The charges include taking of hostages, willful killings, causing serious injuries to body and extensive destruction of properties in Amuru and Gulu districts all in northern Uganda between 1993 -2005.
Thousands of people reportedly lost lives and properties in activities by the Joseph Kony-led LRA rebel outfit.
When the case came up for confirmation of the charges by pre-trial judge Susan Okalany, the defense lawyers led by Caleb Alaka objected to the confirmation of the charges on grounds that the 12 counts that had been read to Kwoyelo were in breach of the Geneva Convention.
"My lord we have instructions from our client to object to the confirmation of the charges read to him because they are defective under Article 47 of the 4th schedule of the Geneva Convention," said Alaka.
He added that the allegations in the earlier charges against their client implied that there was an international conflict in northern Uganda yet in the summary of evidence there was no mention of the high contracting parties in the conflict.
He said that although it is true that Uganda is a high contracting party in the conflict since it ratified the Geneva Convention and the latest protocol, the other party was not mentioned and LRA was not a contracting party as per the Geneva Convention.
"The charges are highly defective and brought under the wrong law because there was no war declared by any other country. We pray that the case be dismissed and accused be set free," he said.
In reply, the prosecution team led by Charles Kamuli told court that they had since abandoned the earlier charges against the accused and instead amended the charge sheet.
"My lord we have 93 new counts against the accused. The new charges are brought under Article 3 of the Geneva Convention and the Penal Code Act. The conflicts would now be national and not international as earlier preferred against him. There are no new facts in the case," said Kamuli.
He conceded that the charges were not supposed to be brought under Article 2 of the Geneva Convention but rather Article 3 of the convention.
However, Judge Okalany said that she had no powers to dismiss the case as a pre-trial judge but she could only refer the matter to the Chief Magistrates Court or else prosecution tenders in court the amended charges for confirmation.
Kwoyelo was earlier facing charges of war crimes and crimes against humanity before the International Crimes Division (ICD) of the High Court. He has been in detention since 2008 when he was captured.
So far three pre-trial hearings into the case have been held. The first was held in April 2016; second one in August and the third one in September 2016, in Gulu High Court, making this the fourth hearing.
Standing in the dock, Kwoyelo, dressed in a white T-shirt and black pair of trousers, quietly followed the proceedings.

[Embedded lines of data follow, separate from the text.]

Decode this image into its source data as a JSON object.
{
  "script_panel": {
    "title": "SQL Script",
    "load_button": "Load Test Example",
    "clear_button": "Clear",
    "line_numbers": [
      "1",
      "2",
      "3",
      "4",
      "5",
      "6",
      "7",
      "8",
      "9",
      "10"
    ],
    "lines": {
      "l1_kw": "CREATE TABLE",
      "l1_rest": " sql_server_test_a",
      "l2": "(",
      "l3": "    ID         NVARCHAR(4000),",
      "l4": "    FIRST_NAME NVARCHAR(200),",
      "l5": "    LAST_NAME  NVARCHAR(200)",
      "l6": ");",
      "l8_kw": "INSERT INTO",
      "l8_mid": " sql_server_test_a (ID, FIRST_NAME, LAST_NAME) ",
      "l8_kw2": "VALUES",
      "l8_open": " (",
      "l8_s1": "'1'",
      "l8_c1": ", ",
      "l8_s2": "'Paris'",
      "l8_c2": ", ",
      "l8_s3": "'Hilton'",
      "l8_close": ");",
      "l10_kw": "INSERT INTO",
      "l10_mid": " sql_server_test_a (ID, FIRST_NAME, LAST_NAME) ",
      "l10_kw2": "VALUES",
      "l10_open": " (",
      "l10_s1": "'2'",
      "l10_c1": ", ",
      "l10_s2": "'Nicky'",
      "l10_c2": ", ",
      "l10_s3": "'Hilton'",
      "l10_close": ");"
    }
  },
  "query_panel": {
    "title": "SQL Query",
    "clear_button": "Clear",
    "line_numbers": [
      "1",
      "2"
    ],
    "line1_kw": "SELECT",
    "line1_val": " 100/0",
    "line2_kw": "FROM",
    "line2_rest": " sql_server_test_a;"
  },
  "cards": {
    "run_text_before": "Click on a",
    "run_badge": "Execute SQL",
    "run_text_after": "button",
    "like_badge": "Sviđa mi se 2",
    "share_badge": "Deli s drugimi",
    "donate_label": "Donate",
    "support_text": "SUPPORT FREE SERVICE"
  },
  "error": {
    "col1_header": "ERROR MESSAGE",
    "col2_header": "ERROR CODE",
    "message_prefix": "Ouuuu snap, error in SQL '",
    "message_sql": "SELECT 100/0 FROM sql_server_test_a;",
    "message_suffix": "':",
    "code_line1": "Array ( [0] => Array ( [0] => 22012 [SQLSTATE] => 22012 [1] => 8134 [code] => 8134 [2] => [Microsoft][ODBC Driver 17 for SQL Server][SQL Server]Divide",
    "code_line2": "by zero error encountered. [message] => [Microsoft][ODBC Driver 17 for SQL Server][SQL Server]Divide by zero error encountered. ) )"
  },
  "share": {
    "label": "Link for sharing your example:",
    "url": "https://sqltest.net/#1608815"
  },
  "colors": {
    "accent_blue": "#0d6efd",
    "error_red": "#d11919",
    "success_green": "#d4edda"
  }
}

Born in Acut-Omer village in Amuru district, Kwoyelo was abducted in 1987, at the age of 15, and spent over half of his life in the LRA, the last one-and-a-half years under detention by LRA leader Joseph Kony.